Since it feels more personal to hear rejection over the phone, many sellers try to avoid it by resorting to email. In the long run, this is a terrible habit to develop. If you are an AE, you have to speak with people over the phone or in person. You can’t be successful and avoid conversations. Ensuring your SDRs are comfortable and excited to communicate on the phone before they become an AE is an important piece of ensuring they are set up for success.
Too often, SDRs get paired with one or two AEs focused on a specific size, vertical or product line. This limits the SDR’s ability to develop their business acumen. If an SDR is forced to work across different verticals, they will have exposure to many different types of organizational structure. A company in mature industries like Insurance are not structured the same way as cutting-edge tech companies. Schools and government institutions don’t function the same way as Fortune 500 companies.
A high performing AE needs to be adept at breaking down a company’s unique organizational structure and separate different types of decision makers. A successful AE knows the concerns of a Director are very different from those of the C-Suite. They should be able to have entirely different conversations with these different buying personas. If SDRs are limited to one type of industry or business unit during the early part of their career, they miss the opportunity to speak with different kinds of executives and gain this valuable insight.
Partnering them with as many account AEs as possible also gives them another key advantage: they get to witness a broad spectrum of selling skillsets. Every SDR should be observing the meetings that they schedule. If they are partnered with a sub-par AE, they don’t get to see what good looks like and won’t have a higher skill set to strive towards.
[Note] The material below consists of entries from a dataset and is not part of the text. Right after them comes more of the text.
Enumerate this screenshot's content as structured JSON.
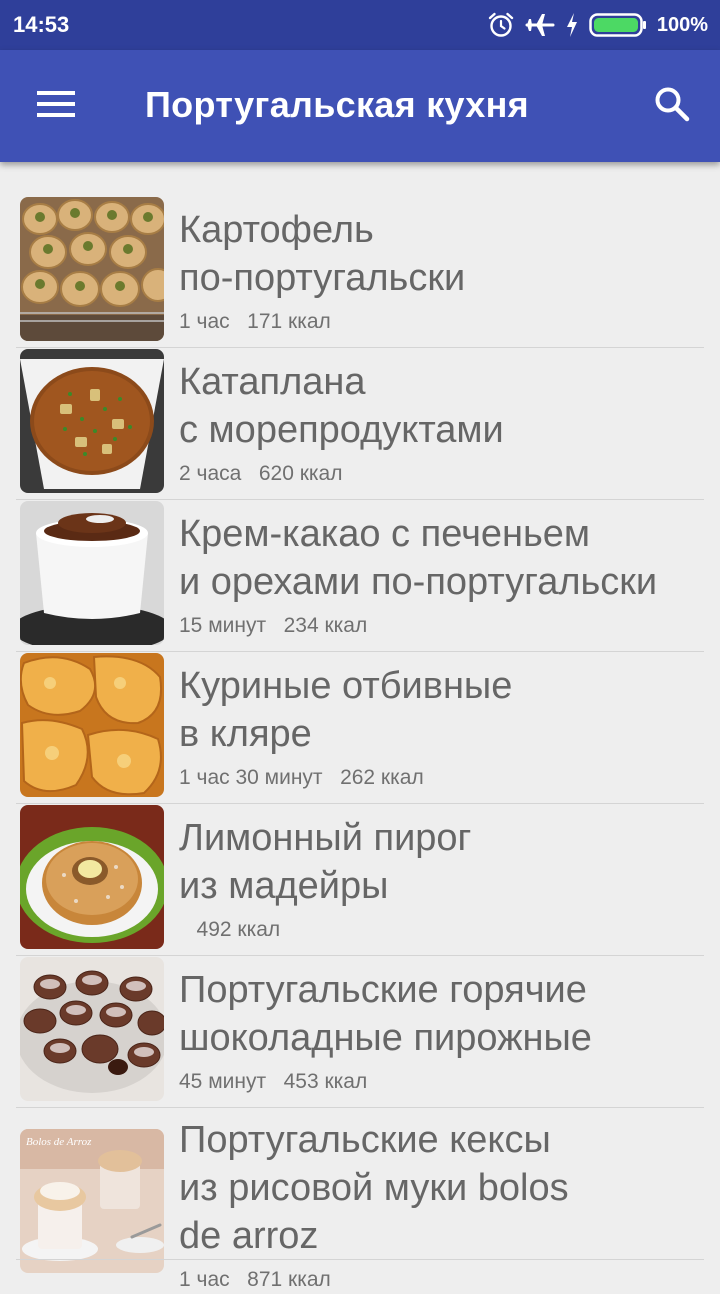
{
  "status_bar": {
    "time": "14:53",
    "battery": "100%",
    "icons": [
      "alarm-icon",
      "airplane-mode-icon",
      "charging-icon",
      "battery-icon"
    ]
  },
  "app_bar": {
    "title": "Португальская кухня",
    "menu_icon": "hamburger-menu-icon",
    "search_icon": "search-icon"
  },
  "recipes": [
    {
      "title": "Картофель\nпо-португальски",
      "time": "1 час",
      "kcal": "171 ккал",
      "image": "baked-potatoes"
    },
    {
      "title": "Катаплана\nс морепродуктами",
      "time": "2 часа",
      "kcal": "620 ккал",
      "image": "seafood-stew"
    },
    {
      "title": "Крем-какао с печеньем\nи орехами по-португальски",
      "time": "15 минут",
      "kcal": "234 ккал",
      "image": "cocoa-cream-cup"
    },
    {
      "title": "Куриные отбивные\nв кляре",
      "time": "1 час 30 минут",
      "kcal": "262 ккал",
      "image": "battered-chicken"
    },
    {
      "title": "Лимонный пирог\nиз мадейры",
      "time": "",
      "kcal": "492 ккал",
      "image": "lemon-bundt-cake"
    },
    {
      "title": "Португальские горячие\nшоколадные пирожные",
      "time": "45 минут",
      "kcal": "453 ккал",
      "image": "chocolate-cakes"
    },
    {
      "title": "Португальские кексы\nиз рисовой муки bolos\nde arroz",
      "time": "1 час",
      "kcal": "871 ккал",
      "image": "rice-cupcakes"
    }
  ],
  "thumbnail_caption_7": "Bolos de Arroz"
}
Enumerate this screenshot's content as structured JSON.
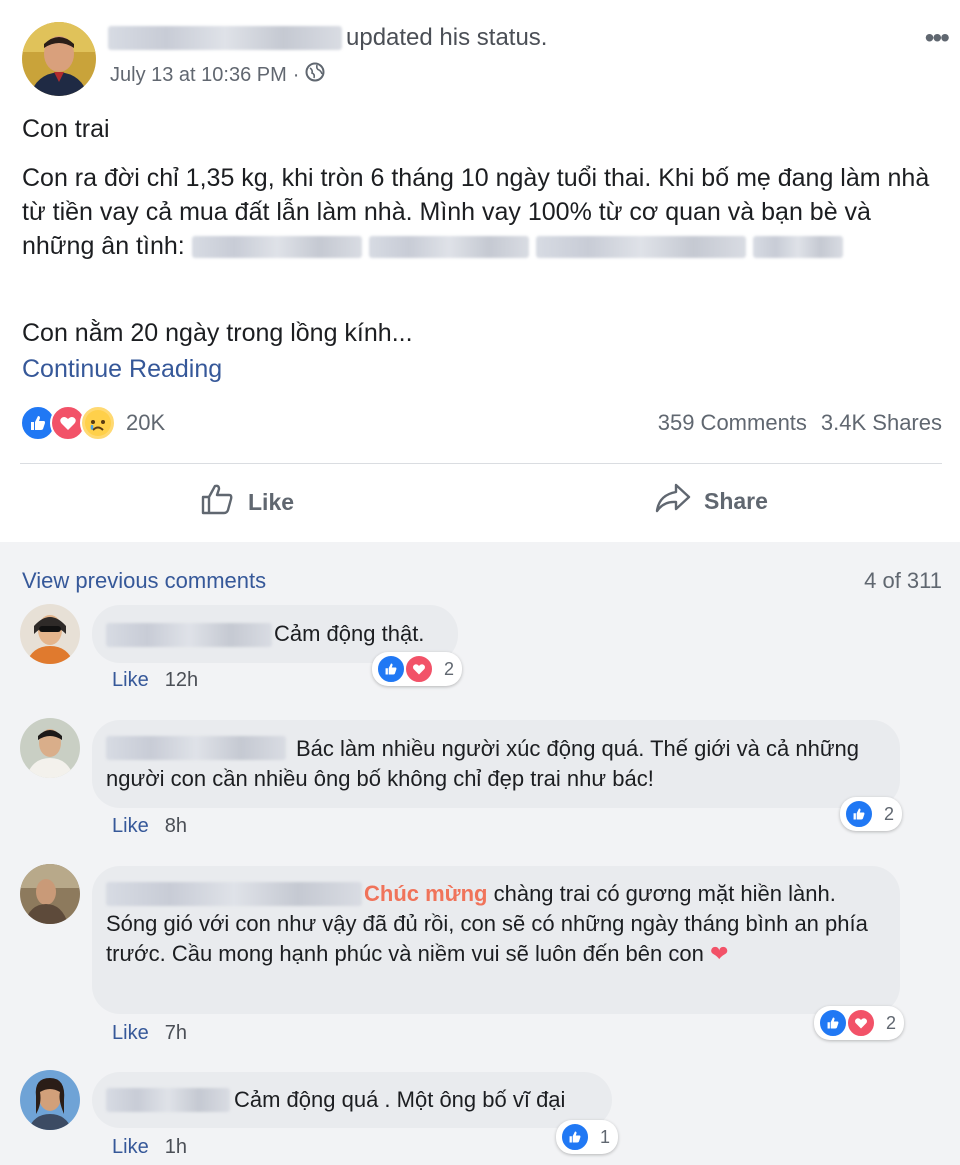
{
  "post": {
    "action_text": "updated his status.",
    "timestamp": "July 13 at 10:36 PM",
    "separator": "·",
    "more_label": "•••",
    "title": "Con trai",
    "para1": "Con ra đời chỉ 1,35 kg, khi tròn 6 tháng 10 ngày tuổi thai. Khi bố mẹ đang làm nhà từ tiền vay cả mua đất lẫn làm nhà. Mình vay 100% từ cơ quan và bạn bè và những ân tình:",
    "para2": "Con nằm 20 ngày trong lồng kính...",
    "continue_reading": "Continue Reading",
    "reaction_count": "20K",
    "comments_count": "359 Comments",
    "shares_count": "3.4K Shares",
    "like_label": "Like",
    "share_label": "Share"
  },
  "comments_section": {
    "view_previous": "View previous comments",
    "pager": "4 of 311",
    "items": [
      {
        "text": "Cảm động thật.",
        "like": "Like",
        "time": "12h",
        "reaction_count": "2"
      },
      {
        "text": "Bác làm nhiều người xúc động quá. Thế giới và cả những người con cần nhiều ông bố không chỉ đẹp trai như bác!",
        "like": "Like",
        "time": "8h",
        "reaction_count": "2"
      },
      {
        "highlight": "Chúc mừng",
        "text": " chàng trai có gương mặt hiền lành. Sóng gió với con như vậy đã đủ rồi, con sẽ có những ngày tháng bình an phía trước. Cầu mong hạnh phúc và niềm vui sẽ luôn đến bên con",
        "like": "Like",
        "time": "7h",
        "reaction_count": "2"
      },
      {
        "text": "Cảm động quá . Một ông bố vĩ đại",
        "like": "Like",
        "time": "1h",
        "reaction_count": "1"
      }
    ]
  },
  "icons": {
    "like": "like-icon",
    "love": "love-icon",
    "sad": "sad-icon",
    "globe": "globe-icon",
    "thumb_outline": "thumb-outline-icon",
    "share_arrow": "share-arrow-icon",
    "heart_emoji": "heart-emoji"
  },
  "colors": {
    "link": "#365899",
    "like_blue": "#2078f4",
    "love_red": "#f25268",
    "highlight": "#f0735a",
    "bubble": "#e9ebee"
  }
}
The SDR position should not exist as a silo. New SDRs need to be exposed to the entirety of the sales cycle, to different AEs, and multiple verticals in order to successfully transition into an Account Executive position. By executing these four steps, you can prepare your SDRs for a long and fruitful career at your sales organization.